— AIM OF THE TASK —
Give the number of lines below that hold "this", and only that.

— EXERCISE DATA —

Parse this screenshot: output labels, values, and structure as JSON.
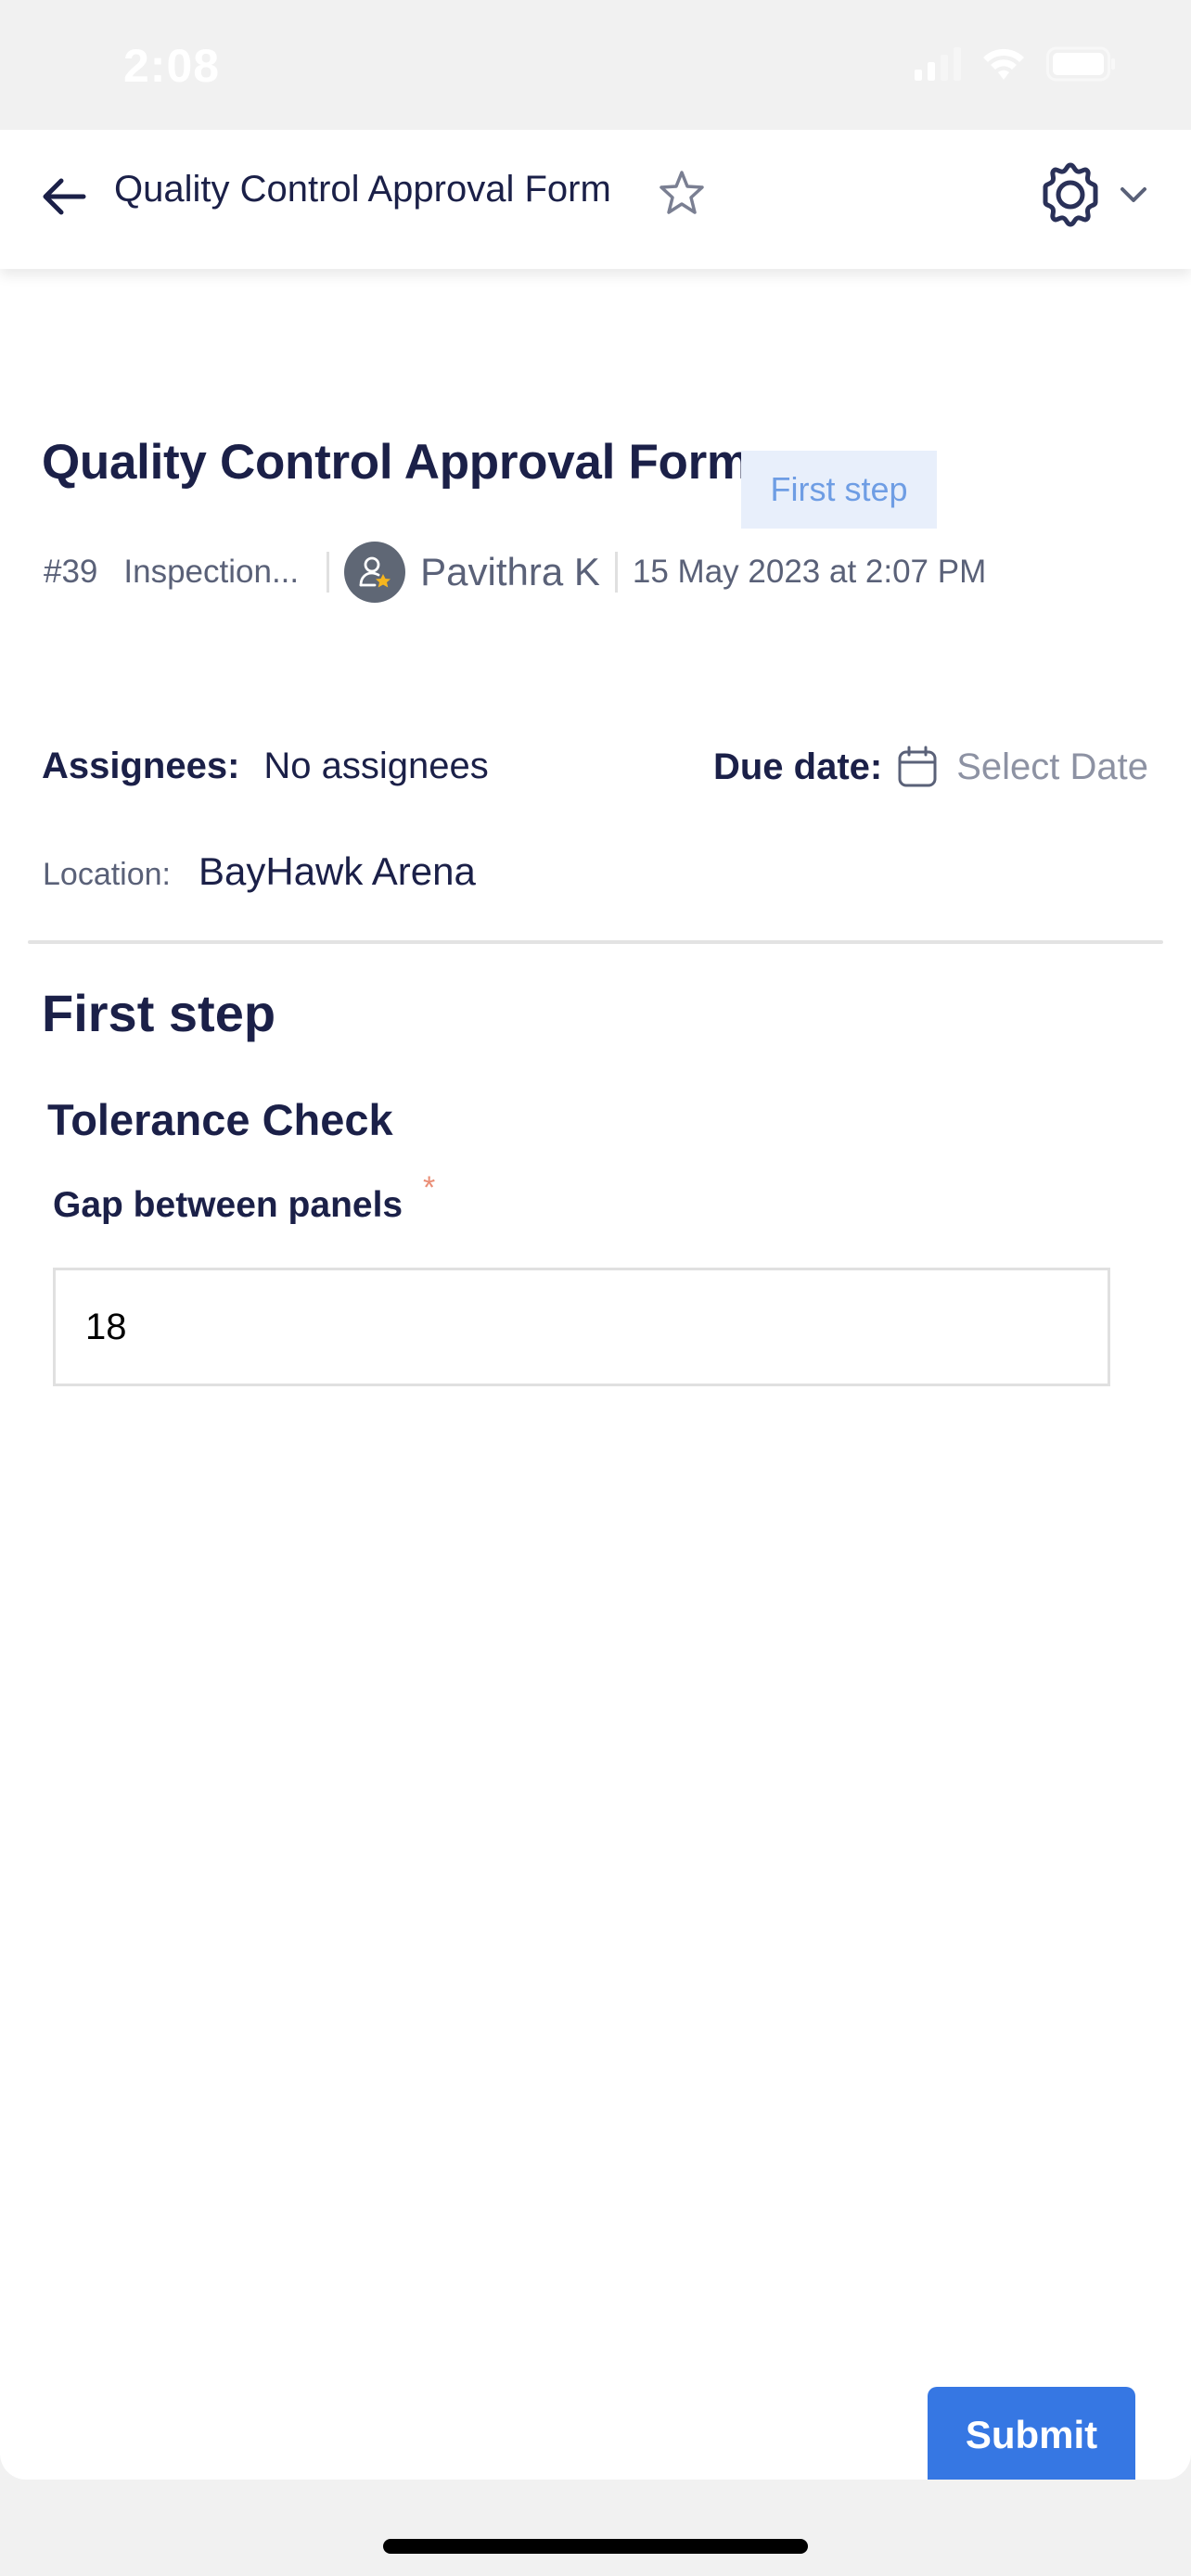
{
  "status_bar": {
    "time": "2:08"
  },
  "header": {
    "title": "Quality Control Approval Form",
    "icons": {
      "back": "arrow-left-icon",
      "favorite": "star-outline-icon",
      "settings": "gear-icon",
      "menu": "chevron-down-icon"
    }
  },
  "form": {
    "title": "Quality Control Approval Form",
    "step_badge": "First step",
    "meta": {
      "id": "#39",
      "type": "Inspection...",
      "author": "Pavithra K",
      "created": "15 May 2023 at 2:07 PM"
    },
    "assignees": {
      "label": "Assignees:",
      "value": "No assignees"
    },
    "due_date": {
      "label": "Due date:",
      "placeholder": "Select Date"
    },
    "location": {
      "label": "Location:",
      "value": "BayHawk Arena"
    }
  },
  "step": {
    "heading": "First step",
    "section": "Tolerance Check",
    "fields": [
      {
        "label": "Gap between panels",
        "required_mark": "*",
        "value": "18"
      }
    ]
  },
  "actions": {
    "submit_label": "Submit"
  },
  "colors": {
    "primary": "#3677e3",
    "text_dark": "#1b2048",
    "text_muted": "#5a6178",
    "badge_bg": "#e8effb",
    "badge_text": "#6e9de4",
    "required": "#ea8e76"
  }
}
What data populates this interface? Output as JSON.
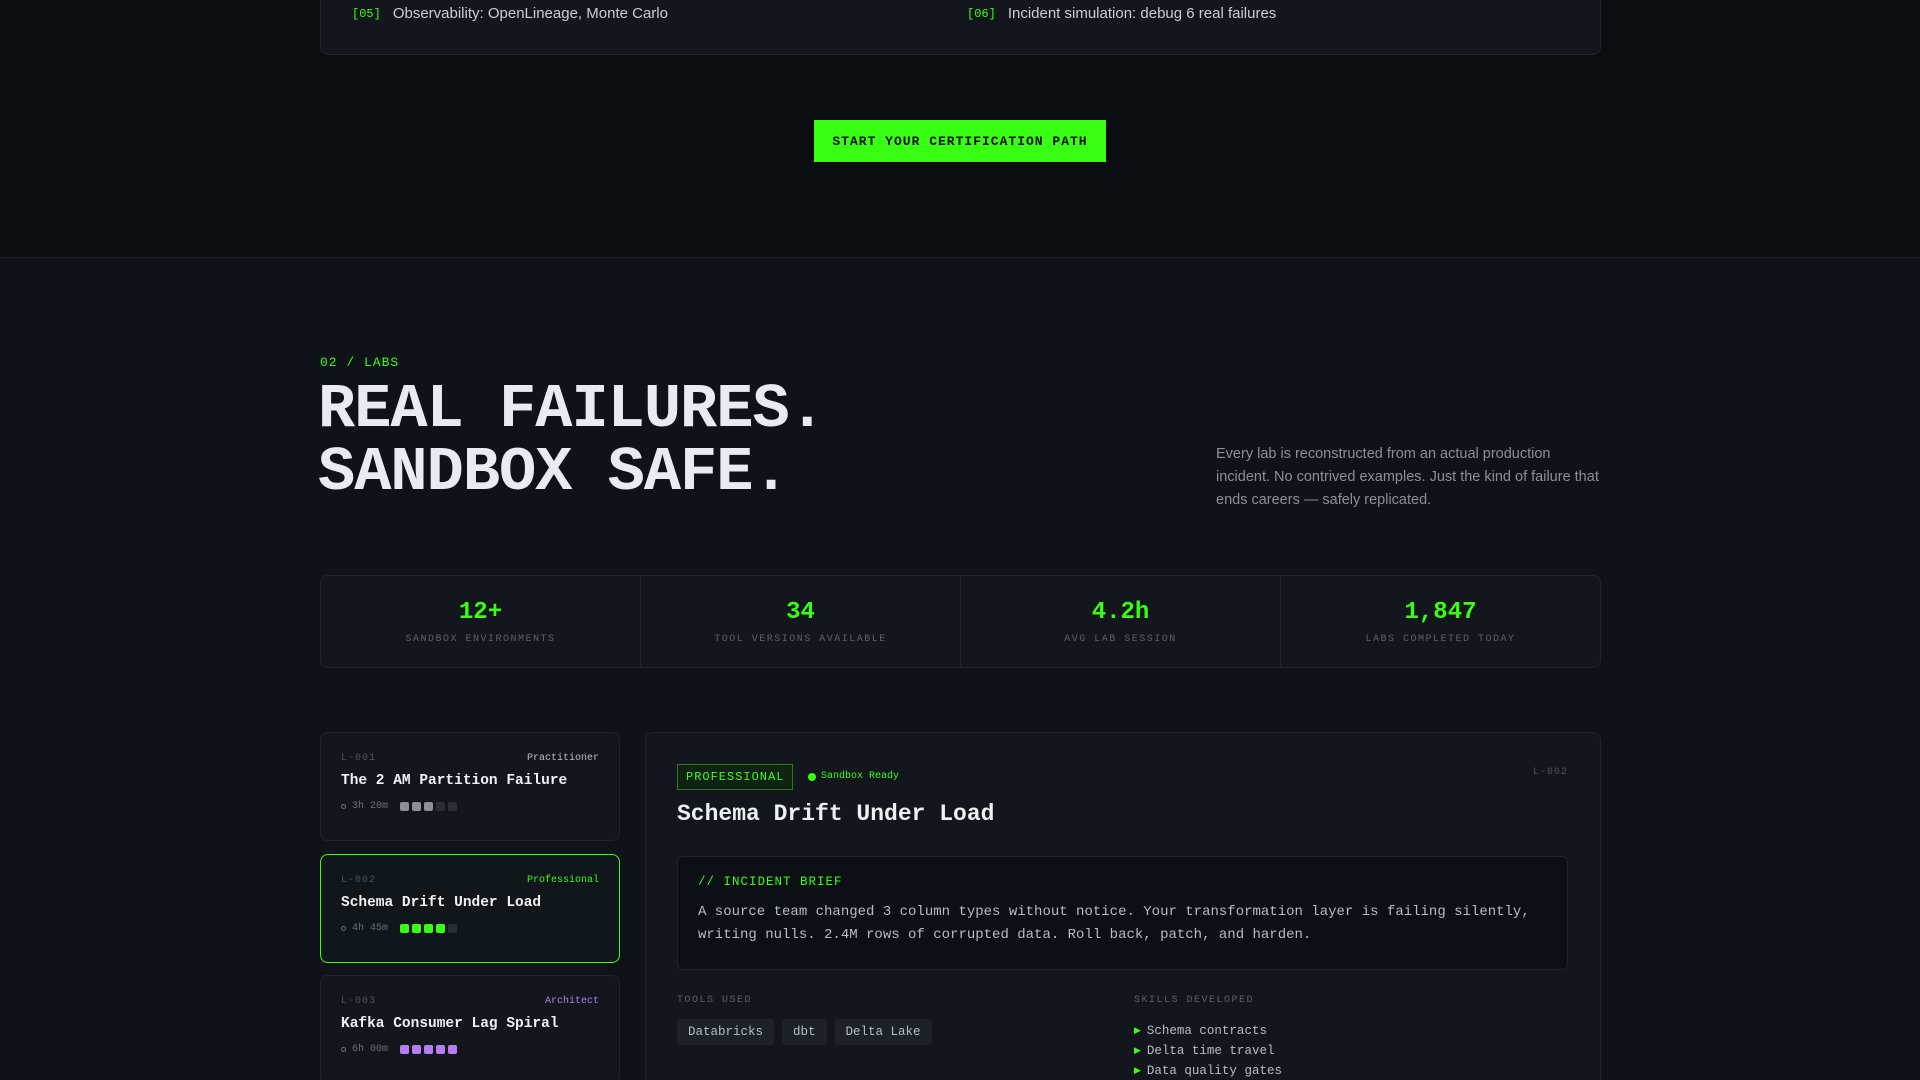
{
  "curriculum": {
    "modules": [
      {
        "num": "[05]",
        "text": "Observability: OpenLineage, Monte Carlo"
      },
      {
        "num": "[06]",
        "text": "Incident simulation: debug 6 real failures"
      }
    ],
    "cta_label": "START YOUR CERTIFICATION PATH"
  },
  "labs_section": {
    "label": "02 / LABS",
    "headline_line1": "REAL FAILURES.",
    "headline_line2": "SANDBOX SAFE.",
    "intro": "Every lab is reconstructed from an actual production incident. No contrived examples. Just the kind of failure that ends careers — safely replicated."
  },
  "stats": [
    {
      "value": "12+",
      "label": "SANDBOX ENVIRONMENTS"
    },
    {
      "value": "34",
      "label": "TOOL VERSIONS AVAILABLE"
    },
    {
      "value": "4.2h",
      "label": "AVG LAB SESSION"
    },
    {
      "value": "1,847",
      "label": "LABS COMPLETED TODAY"
    }
  ],
  "labs": [
    {
      "id": "L-001",
      "level": "Practitioner",
      "level_color": "#b7bcc6",
      "title": "The 2 AM Partition Failure",
      "time": "3h 20m",
      "difficulty": 3,
      "dot_color": "#8b9099"
    },
    {
      "id": "L-002",
      "level": "Professional",
      "level_color": "#39ff14",
      "title": "Schema Drift Under Load",
      "time": "4h 45m",
      "difficulty": 4,
      "dot_color": "#39ff14"
    },
    {
      "id": "L-003",
      "level": "Architect",
      "level_color": "#b77cf0",
      "title": "Kafka Consumer Lag Spiral",
      "time": "6h 00m",
      "difficulty": 5,
      "dot_color": "#b77cf0"
    }
  ],
  "detail": {
    "badge": "PROFESSIONAL",
    "status": "Sandbox Ready",
    "id": "L-002",
    "title": "Schema Drift Under Load",
    "brief_label": "// INCIDENT BRIEF",
    "brief_line1": "A source team changed 3 column types without notice. Your transformation layer is failing silently,",
    "brief_line2": "writing nulls. 2.4M rows of corrupted data. Roll back, patch, and harden.",
    "tools_label": "TOOLS USED",
    "tools": [
      "Databricks",
      "dbt",
      "Delta Lake"
    ],
    "skills_label": "SKILLS DEVELOPED",
    "skills": [
      "Schema contracts",
      "Delta time travel",
      "Data quality gates"
    ]
  },
  "colors": {
    "accent": "#39ff14",
    "background": "#0b0d11",
    "panel": "#13171d"
  }
}
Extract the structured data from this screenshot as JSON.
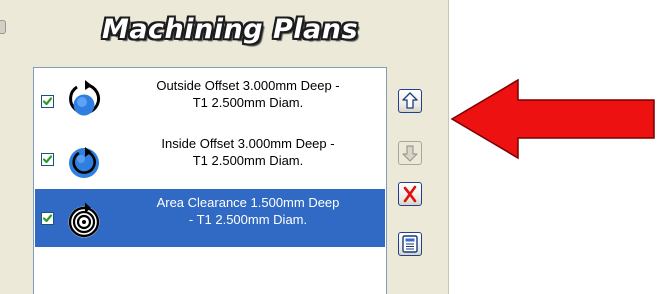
{
  "panel": {
    "title": "Machining Plans"
  },
  "plans": [
    {
      "line1": "Outside Offset 3.000mm Deep -",
      "line2": "T1 2.500mm Diam.",
      "checked": true,
      "selected": false,
      "icon": "outside-offset-icon"
    },
    {
      "line1": "Inside Offset 3.000mm Deep -",
      "line2": "T1 2.500mm Diam.",
      "checked": true,
      "selected": false,
      "icon": "inside-offset-icon"
    },
    {
      "line1": "Area Clearance 1.500mm Deep",
      "line2": "- T1 2.500mm Diam.",
      "checked": true,
      "selected": true,
      "icon": "area-clearance-icon"
    }
  ],
  "buttons": [
    {
      "name": "move-up-button",
      "icon": "up-arrow-icon",
      "enabled": true
    },
    {
      "name": "move-down-button",
      "icon": "down-arrow-icon",
      "enabled": false
    },
    {
      "name": "delete-button",
      "icon": "red-x-icon",
      "enabled": true
    },
    {
      "name": "properties-button",
      "icon": "sheet-icon",
      "enabled": true
    }
  ],
  "colors": {
    "panel_bg": "#ece9d8",
    "selection": "#316ac5",
    "icon_blue": "#2f7fe0",
    "annotation_arrow": "#ee1111",
    "check_green": "#2a9e2a"
  }
}
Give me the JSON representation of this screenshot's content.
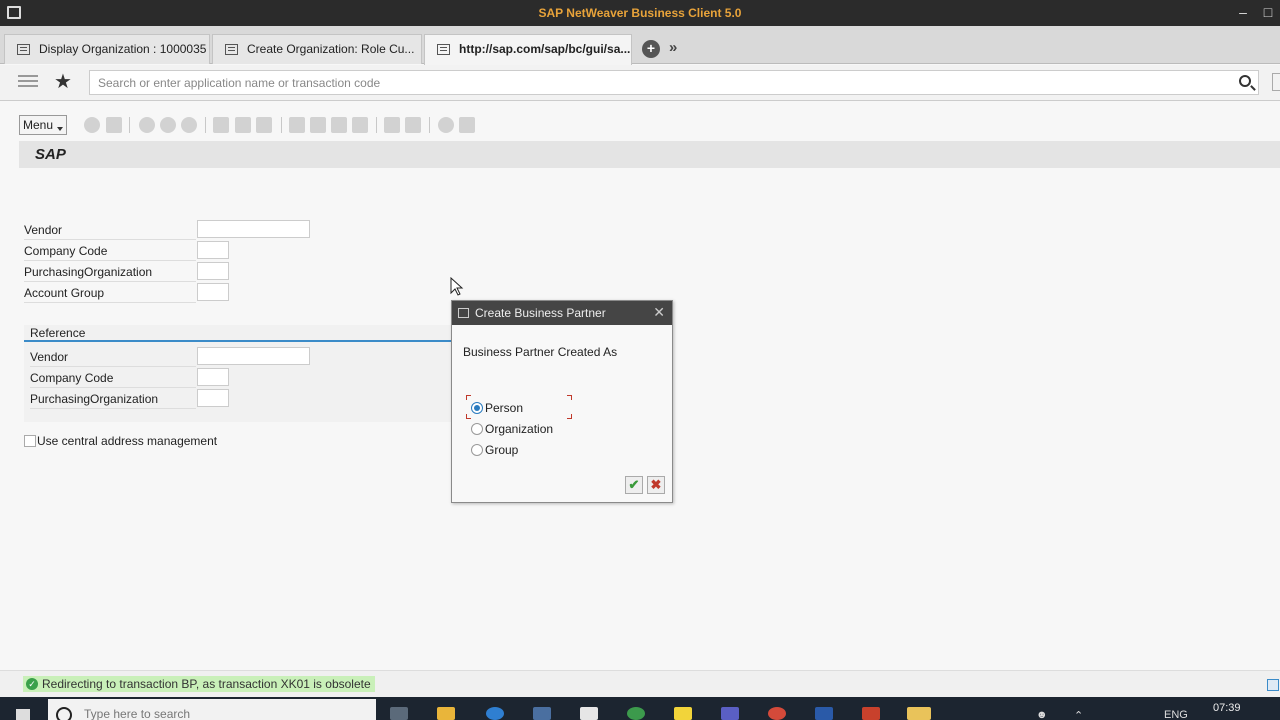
{
  "window": {
    "title": "SAP NetWeaver Business Client 5.0"
  },
  "tabs": [
    {
      "label": "Display Organization : 1000035"
    },
    {
      "label": "Create Organization: Role Cu..."
    },
    {
      "label": "http://sap.com/sap/bc/gui/sa..."
    }
  ],
  "search": {
    "placeholder": "Search or enter application name or transaction code"
  },
  "toolbar": {
    "menu_label": "Menu"
  },
  "banner": {
    "logo": "SAP"
  },
  "form": {
    "fields": [
      {
        "label": "Vendor",
        "value": ""
      },
      {
        "label": "Company Code",
        "value": ""
      },
      {
        "label": "PurchasingOrganization",
        "value": ""
      },
      {
        "label": "Account Group",
        "value": ""
      }
    ],
    "reference": {
      "title": "Reference",
      "fields": [
        {
          "label": "Vendor",
          "value": ""
        },
        {
          "label": "Company Code",
          "value": ""
        },
        {
          "label": "PurchasingOrganization",
          "value": ""
        }
      ]
    },
    "checkbox_label": "Use central address management"
  },
  "dialog": {
    "title": "Create Business Partner",
    "prompt": "Business Partner Created As",
    "options": [
      {
        "label": "Person",
        "selected": true
      },
      {
        "label": "Organization",
        "selected": false
      },
      {
        "label": "Group",
        "selected": false
      }
    ]
  },
  "status": {
    "message": "Redirecting to transaction BP, as transaction XK01 is obsolete"
  },
  "taskbar": {
    "search_placeholder": "Type here to search",
    "language": "ENG",
    "time": "07:39"
  },
  "colors": {
    "status_success": "#c9f0b9",
    "accent": "#3b8bc8",
    "title_text": "#e8a33a"
  }
}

— WRITTEN ANSWER —
4